The neighbors fear they could soon face a stark choice among money, pride and place: Accede to China’s security demands, or lose access to China’s vast market…

Just three days before Mr. Obama’s arrival here, Peru’s foreign minister, Eduardo Ferreyros, said the country still hoped the Pacific pact would someday become a reality. But given the changing dynamics, his government also opened talks this autumn with Beijing to join the rival, Chinese-led trade pact, the Regional Comprehensive Economic Partnership.

“Since Mr. Trump is not so interested in requiring economic integration and trade liberalization, why not have other countries follow this free-trade proposal?” asked Song Guoyou, a longtime trade specialist who is the deputy director of the Center for American Studies at Fudan University in Shanghai.

Since the election, Australia’s government has also called for rapid progress in concluding that rival trade pact. Even Japan, despite facing territorial demands from China and close, but peaceful, confrontations between the two countries’ military jets and coast guard vessels, is paying more attention to China’s vision for global trade [note also Japan’s military build-up].

Australia and Japan have been bargaining for years with China on the deal. But they wanted it as a complement to the Trans-Pacific Partnership, to balance their economic relationship with the United States instead of replacing it with ties to China.

“If T.P.P. doesn’t move forward, there’s no doubt that the focus will shift” to the China-led deal, Prime Minister Shinzo Abe of Japan told his country’s Parliament on Tuesday [Nov. 15, emphasis added] . Mr. Abe met with Mr. Trump on Thursday.

Since 2011, trade negotiators from China, Japan, Australia, India and 12 other Asian nations have been meeting several times a year to stitch together the Regional Comprehensive Economic Partnership [more here]. And with Mr. Trump’s victory, those efforts are almost certain to accelerate. The next round of talks is to be held in Indonesia early next month [emphasis added].

Trade officials across Asia met to negotiate details in Cebu, the Philippines, the week before Mr. Trump won the election. Almost no one noticed outside of Cebu. The next meeting, scheduled for early December, could attract far more attention, including some at this weekend’s Asia-Pacific Economic Cooperation summit meeting in Lima…

Will Canada try to get involved or just negotiate bilaterally with the Dragon?

Illustration: Liu Rui/GT

Oh, that cuddly panda. But consider:

The Dragon and the Beaver: Ottawa in Cloud Cuckoo Land

Mark Collins, a prolific Ottawa blogger, is a Fellow at the Canadian Global Affairs Institute; he tweets @Mark3Ds

Mark Collins – “The Cyber Challenge: Final Summary Highlights from the CASIS 2016 Annual Symposium” Sept. 26
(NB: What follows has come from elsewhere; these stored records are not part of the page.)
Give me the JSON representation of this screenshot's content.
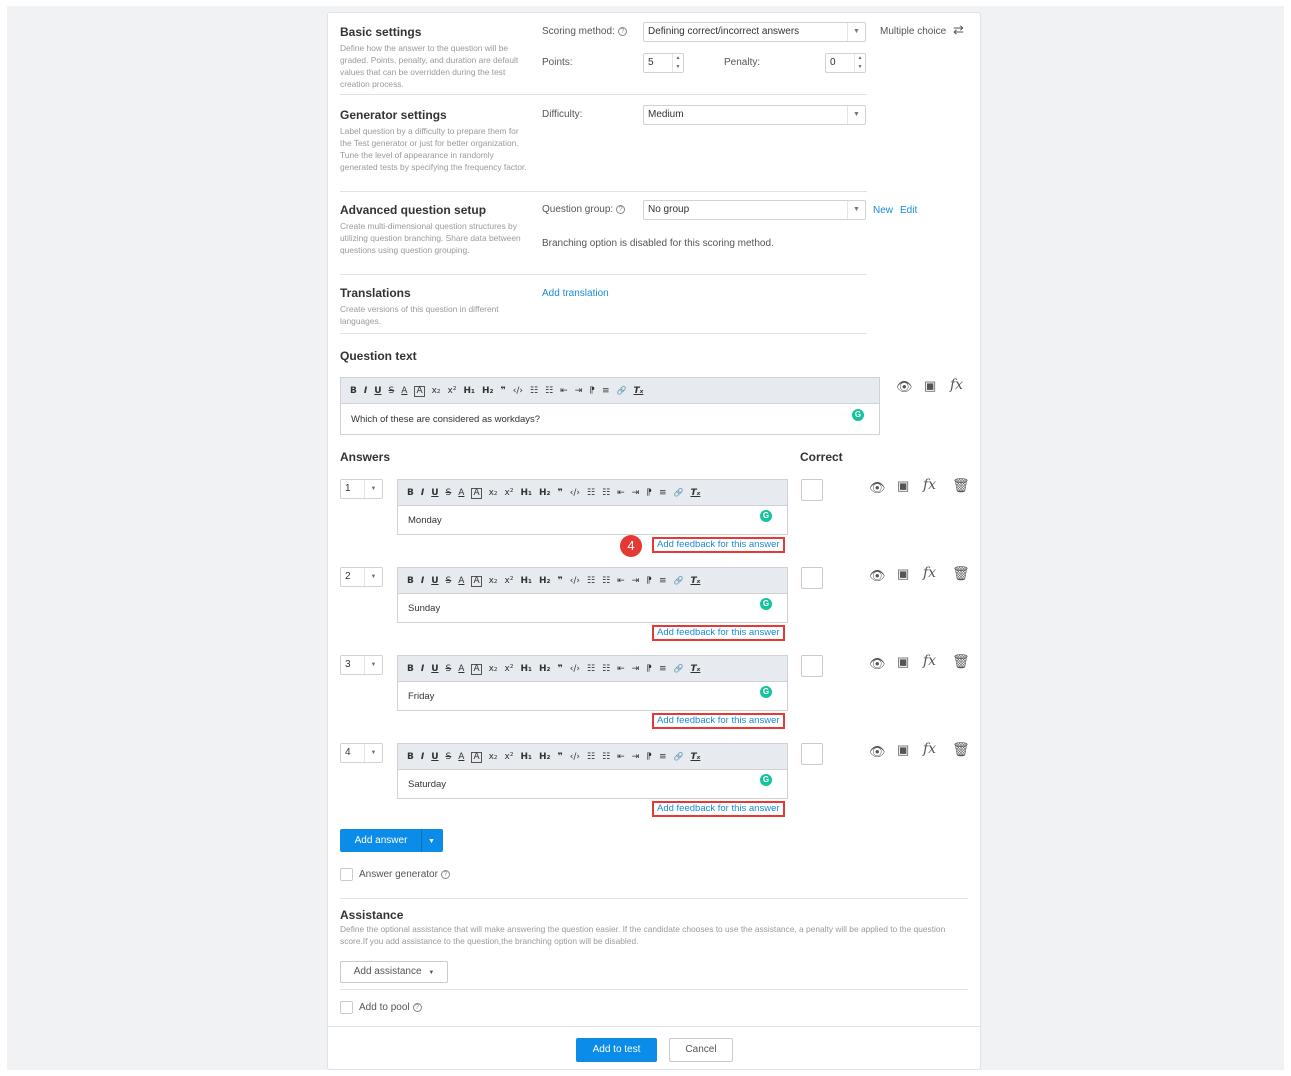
{
  "basic_settings": {
    "title": "Basic settings",
    "description": "Define how the answer to the question will be graded. Points, penalty, and duration are default values that can be overridden during the test creation process.",
    "scoring_label": "Scoring method:",
    "scoring_value": "Defining correct/incorrect answers",
    "question_type": "Multiple choice",
    "points_label": "Points:",
    "points_value": "5",
    "penalty_label": "Penalty:",
    "penalty_value": "0"
  },
  "generator_settings": {
    "title": "Generator settings",
    "description": "Label question by a difficulty to prepare them for the Test generator or just for better organization. Tune the level of appearance in randomly generated tests by specifying the frequency factor.",
    "difficulty_label": "Difficulty:",
    "difficulty_value": "Medium"
  },
  "advanced_setup": {
    "title": "Advanced question setup",
    "description": "Create multi-dimensional question structures by utilizing question branching. Share data between questions using question grouping.",
    "group_label": "Question group:",
    "group_value": "No group",
    "new_label": "New",
    "edit_label": "Edit",
    "branching_note": "Branching option is disabled for this scoring method."
  },
  "translations": {
    "title": "Translations",
    "description": "Create versions of this question in different languages.",
    "add_label": "Add translation"
  },
  "question_text": {
    "title": "Question text",
    "value": "Which of these are considered as workdays?"
  },
  "toolbar_buttons": [
    "B",
    "I",
    "U",
    "S",
    "A",
    "A",
    "x₂",
    "x²",
    "H₁",
    "H₂",
    "❞",
    "‹/›",
    "☷",
    "☷",
    "⇤",
    "⇥",
    "⁋",
    "≡",
    "🔗",
    "Tₓ"
  ],
  "answers": {
    "title": "Answers",
    "correct_title": "Correct",
    "feedback_label": "Add feedback for this answer",
    "badge": "4",
    "items": [
      {
        "number": "1",
        "text": "Monday"
      },
      {
        "number": "2",
        "text": "Sunday"
      },
      {
        "number": "3",
        "text": "Friday"
      },
      {
        "number": "4",
        "text": "Saturday"
      }
    ],
    "add_answer_label": "Add answer",
    "generator_label": "Answer generator"
  },
  "assistance": {
    "title": "Assistance",
    "description": "Define the optional assistance that will make answering the question easier. If the candidate chooses to use the assistance, a penalty will be applied to the question score.If you add assistance to the question,the branching option will be disabled.",
    "add_label": "Add assistance"
  },
  "pool": {
    "label": "Add to pool"
  },
  "footer": {
    "add_to_test": "Add to test",
    "cancel": "Cancel"
  },
  "grammarly_glyph": "G",
  "colors": {
    "accent": "#0a8ce8",
    "highlight": "#e53935",
    "grammarly": "#15c39a"
  }
}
Further to this post, the document is here, “Table of Contents” at p. 5 PDF. The symposium is noted by the Globe and Mail at the latter half of this post:

Can Canada Reach a Real Cyber Deal With China?

Mark Collins, a prolific Ottawa blogger, is a Fellow at the Canadian Global Affairs Institute; he tweets @Mark3Ds